*The problem*. Within the entries below, every line containing "Camera" is to be copied.

Component data from apps and pages:
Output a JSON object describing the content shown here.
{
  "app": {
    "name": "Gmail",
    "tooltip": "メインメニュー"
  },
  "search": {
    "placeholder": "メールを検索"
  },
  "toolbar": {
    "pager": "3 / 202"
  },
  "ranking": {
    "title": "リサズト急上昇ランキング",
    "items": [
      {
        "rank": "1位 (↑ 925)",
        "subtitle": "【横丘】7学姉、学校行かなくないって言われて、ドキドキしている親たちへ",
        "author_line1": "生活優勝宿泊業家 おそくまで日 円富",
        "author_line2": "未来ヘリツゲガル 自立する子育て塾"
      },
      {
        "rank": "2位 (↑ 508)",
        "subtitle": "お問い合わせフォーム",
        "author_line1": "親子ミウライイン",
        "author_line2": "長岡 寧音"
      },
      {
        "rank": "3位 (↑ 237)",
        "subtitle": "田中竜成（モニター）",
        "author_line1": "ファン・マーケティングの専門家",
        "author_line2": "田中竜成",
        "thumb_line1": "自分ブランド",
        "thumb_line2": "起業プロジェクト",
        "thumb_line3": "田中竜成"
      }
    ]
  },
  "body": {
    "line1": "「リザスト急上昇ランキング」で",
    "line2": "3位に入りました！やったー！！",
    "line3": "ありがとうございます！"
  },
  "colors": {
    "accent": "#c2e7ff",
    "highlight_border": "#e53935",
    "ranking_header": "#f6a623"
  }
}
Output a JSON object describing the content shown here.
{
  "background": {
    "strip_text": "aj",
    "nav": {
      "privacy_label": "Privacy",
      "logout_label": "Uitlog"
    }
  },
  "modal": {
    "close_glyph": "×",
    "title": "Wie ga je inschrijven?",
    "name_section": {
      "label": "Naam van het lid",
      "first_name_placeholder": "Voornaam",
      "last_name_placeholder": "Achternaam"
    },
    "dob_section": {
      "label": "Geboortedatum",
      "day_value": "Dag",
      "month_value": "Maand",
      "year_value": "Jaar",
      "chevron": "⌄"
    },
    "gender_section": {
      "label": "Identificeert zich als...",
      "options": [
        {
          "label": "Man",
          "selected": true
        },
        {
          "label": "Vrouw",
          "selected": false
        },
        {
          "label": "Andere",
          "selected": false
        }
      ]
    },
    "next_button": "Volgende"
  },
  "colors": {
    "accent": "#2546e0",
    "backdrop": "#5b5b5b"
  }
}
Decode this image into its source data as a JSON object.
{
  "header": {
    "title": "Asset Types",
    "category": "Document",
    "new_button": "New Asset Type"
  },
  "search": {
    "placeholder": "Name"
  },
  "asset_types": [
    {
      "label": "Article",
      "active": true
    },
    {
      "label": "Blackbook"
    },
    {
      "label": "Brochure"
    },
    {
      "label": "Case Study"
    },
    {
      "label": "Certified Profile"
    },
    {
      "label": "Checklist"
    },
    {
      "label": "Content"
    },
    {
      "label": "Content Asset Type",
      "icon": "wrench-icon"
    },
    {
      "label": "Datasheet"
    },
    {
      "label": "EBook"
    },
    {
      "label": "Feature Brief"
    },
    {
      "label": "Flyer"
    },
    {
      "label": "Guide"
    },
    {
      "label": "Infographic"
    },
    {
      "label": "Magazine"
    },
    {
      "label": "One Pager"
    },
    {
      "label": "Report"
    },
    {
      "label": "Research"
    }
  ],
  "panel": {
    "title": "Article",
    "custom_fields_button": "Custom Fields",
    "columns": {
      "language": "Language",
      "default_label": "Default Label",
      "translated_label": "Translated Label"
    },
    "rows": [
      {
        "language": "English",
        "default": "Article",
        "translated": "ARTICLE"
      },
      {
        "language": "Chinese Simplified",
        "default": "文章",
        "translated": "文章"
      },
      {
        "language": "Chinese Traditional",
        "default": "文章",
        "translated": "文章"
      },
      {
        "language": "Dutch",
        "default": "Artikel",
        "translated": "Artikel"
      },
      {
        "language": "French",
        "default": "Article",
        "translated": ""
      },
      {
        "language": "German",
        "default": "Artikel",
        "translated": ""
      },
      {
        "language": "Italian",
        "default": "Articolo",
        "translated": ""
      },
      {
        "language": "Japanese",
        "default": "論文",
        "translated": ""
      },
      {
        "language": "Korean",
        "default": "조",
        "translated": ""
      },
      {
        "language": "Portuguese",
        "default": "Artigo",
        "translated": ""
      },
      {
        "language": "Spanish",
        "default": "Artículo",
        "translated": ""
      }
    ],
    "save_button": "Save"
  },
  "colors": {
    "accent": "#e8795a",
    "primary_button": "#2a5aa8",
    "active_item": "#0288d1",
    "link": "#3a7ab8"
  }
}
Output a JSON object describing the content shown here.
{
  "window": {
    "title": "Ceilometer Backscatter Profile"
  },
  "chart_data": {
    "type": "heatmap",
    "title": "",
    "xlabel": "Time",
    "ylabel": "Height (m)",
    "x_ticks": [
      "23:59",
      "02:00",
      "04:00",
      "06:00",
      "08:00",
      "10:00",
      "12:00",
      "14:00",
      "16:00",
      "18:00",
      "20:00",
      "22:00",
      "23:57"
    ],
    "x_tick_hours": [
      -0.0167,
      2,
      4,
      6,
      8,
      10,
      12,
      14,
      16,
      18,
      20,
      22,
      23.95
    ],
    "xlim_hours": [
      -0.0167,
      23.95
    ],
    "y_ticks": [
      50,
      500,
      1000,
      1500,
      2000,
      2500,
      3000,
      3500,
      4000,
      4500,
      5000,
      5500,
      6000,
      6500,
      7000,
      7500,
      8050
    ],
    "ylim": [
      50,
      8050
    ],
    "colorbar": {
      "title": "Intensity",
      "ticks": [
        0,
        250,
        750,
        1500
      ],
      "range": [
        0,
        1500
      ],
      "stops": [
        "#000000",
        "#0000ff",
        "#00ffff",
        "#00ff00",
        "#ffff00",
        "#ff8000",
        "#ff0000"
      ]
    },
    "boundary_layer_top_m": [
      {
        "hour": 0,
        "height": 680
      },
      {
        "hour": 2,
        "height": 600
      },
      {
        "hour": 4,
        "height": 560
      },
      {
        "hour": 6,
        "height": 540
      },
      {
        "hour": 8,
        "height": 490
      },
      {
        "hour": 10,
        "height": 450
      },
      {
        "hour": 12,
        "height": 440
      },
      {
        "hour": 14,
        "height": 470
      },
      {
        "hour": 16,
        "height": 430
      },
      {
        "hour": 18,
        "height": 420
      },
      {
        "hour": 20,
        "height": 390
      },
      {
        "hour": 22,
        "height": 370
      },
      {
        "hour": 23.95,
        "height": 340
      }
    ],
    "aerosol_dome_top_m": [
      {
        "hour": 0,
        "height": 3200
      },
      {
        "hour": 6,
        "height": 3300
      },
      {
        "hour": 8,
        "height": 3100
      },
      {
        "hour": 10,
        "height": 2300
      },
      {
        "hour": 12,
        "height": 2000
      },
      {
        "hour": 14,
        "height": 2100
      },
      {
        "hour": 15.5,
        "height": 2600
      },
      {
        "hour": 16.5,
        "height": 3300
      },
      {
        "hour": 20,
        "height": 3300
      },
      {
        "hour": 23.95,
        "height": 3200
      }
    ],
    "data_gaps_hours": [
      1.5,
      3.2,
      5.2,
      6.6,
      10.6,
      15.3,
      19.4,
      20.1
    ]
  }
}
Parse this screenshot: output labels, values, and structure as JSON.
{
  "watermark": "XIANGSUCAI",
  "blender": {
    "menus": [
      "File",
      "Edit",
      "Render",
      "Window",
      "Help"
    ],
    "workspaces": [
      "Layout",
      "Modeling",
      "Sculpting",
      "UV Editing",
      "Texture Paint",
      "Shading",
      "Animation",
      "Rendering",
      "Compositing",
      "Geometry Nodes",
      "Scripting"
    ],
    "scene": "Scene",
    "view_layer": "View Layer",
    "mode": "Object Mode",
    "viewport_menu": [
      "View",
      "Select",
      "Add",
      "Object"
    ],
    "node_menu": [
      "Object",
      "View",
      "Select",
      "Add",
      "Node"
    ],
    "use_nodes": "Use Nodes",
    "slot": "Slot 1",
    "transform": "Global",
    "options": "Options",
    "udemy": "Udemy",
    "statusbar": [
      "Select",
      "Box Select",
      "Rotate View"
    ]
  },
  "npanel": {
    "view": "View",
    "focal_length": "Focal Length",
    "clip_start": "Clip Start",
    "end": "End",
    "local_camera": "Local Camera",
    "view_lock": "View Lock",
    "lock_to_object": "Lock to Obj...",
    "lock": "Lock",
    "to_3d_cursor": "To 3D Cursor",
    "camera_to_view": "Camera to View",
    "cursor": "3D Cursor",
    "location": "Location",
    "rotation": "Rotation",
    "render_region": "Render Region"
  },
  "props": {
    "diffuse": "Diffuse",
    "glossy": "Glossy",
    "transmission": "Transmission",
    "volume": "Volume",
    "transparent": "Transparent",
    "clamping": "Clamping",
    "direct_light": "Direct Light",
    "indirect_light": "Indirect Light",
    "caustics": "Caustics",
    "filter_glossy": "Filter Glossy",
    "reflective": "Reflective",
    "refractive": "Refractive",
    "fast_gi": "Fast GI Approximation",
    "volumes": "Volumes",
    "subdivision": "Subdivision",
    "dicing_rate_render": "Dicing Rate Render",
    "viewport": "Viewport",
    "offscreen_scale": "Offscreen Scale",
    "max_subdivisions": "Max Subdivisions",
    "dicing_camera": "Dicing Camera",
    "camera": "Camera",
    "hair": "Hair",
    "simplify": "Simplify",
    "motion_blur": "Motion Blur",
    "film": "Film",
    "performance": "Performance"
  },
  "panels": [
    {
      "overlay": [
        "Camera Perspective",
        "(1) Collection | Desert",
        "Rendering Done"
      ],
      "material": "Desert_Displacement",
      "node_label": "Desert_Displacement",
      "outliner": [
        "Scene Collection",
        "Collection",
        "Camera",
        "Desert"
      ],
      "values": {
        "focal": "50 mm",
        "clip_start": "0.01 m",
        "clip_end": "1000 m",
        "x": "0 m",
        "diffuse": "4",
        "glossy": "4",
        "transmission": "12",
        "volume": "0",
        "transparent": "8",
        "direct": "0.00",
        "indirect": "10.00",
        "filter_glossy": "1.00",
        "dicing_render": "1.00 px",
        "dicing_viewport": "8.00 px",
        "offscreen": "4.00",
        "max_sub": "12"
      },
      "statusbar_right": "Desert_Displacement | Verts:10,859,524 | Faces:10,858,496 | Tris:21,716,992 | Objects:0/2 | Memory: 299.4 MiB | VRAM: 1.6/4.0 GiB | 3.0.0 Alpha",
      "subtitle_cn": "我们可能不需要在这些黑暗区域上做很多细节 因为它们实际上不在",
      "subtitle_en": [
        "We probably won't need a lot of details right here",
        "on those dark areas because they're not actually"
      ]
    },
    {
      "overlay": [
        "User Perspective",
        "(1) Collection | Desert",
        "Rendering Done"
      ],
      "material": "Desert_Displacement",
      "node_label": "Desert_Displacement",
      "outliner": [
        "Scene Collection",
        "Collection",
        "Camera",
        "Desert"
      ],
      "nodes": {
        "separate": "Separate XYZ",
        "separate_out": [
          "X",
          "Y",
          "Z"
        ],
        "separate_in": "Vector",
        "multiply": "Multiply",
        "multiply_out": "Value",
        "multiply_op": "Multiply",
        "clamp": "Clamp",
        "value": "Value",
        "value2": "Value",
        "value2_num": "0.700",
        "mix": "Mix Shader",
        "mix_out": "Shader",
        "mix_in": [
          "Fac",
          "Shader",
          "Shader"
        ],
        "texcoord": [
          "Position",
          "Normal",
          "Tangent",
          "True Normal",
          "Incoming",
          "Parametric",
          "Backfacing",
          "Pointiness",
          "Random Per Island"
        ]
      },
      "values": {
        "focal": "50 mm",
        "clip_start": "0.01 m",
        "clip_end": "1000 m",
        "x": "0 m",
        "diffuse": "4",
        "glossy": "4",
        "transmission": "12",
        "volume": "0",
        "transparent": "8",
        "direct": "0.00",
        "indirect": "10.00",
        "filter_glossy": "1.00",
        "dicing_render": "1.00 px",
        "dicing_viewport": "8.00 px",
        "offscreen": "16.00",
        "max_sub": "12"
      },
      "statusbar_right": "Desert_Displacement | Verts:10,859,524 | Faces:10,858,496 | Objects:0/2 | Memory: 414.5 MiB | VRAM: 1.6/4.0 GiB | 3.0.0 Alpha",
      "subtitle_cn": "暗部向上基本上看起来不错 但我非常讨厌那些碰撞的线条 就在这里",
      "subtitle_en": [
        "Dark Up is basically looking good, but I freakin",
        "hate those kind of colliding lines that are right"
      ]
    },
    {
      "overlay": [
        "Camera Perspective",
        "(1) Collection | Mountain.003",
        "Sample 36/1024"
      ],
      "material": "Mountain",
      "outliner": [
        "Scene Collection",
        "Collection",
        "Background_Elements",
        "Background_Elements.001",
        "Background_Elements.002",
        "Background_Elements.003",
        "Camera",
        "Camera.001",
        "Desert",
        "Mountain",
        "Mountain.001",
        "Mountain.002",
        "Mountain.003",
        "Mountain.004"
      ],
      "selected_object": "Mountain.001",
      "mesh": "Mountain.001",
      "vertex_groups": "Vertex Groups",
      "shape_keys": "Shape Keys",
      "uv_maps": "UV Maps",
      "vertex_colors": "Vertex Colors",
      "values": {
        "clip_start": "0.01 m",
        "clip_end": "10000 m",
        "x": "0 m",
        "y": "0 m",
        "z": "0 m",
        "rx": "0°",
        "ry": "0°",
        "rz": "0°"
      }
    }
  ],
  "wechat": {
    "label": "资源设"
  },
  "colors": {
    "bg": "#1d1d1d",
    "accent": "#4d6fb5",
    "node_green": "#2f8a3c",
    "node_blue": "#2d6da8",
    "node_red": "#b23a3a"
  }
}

*Finished task*.
    "local_camera": "Local Camera",
    "camera_to_view": "Camera to View",
    "dicing_camera": "Dicing Camera",
    "camera": "Camera",
        "Camera Perspective",
        "Camera",
        "Camera",
        "Camera Perspective",
        "Camera",
        "Camera.001",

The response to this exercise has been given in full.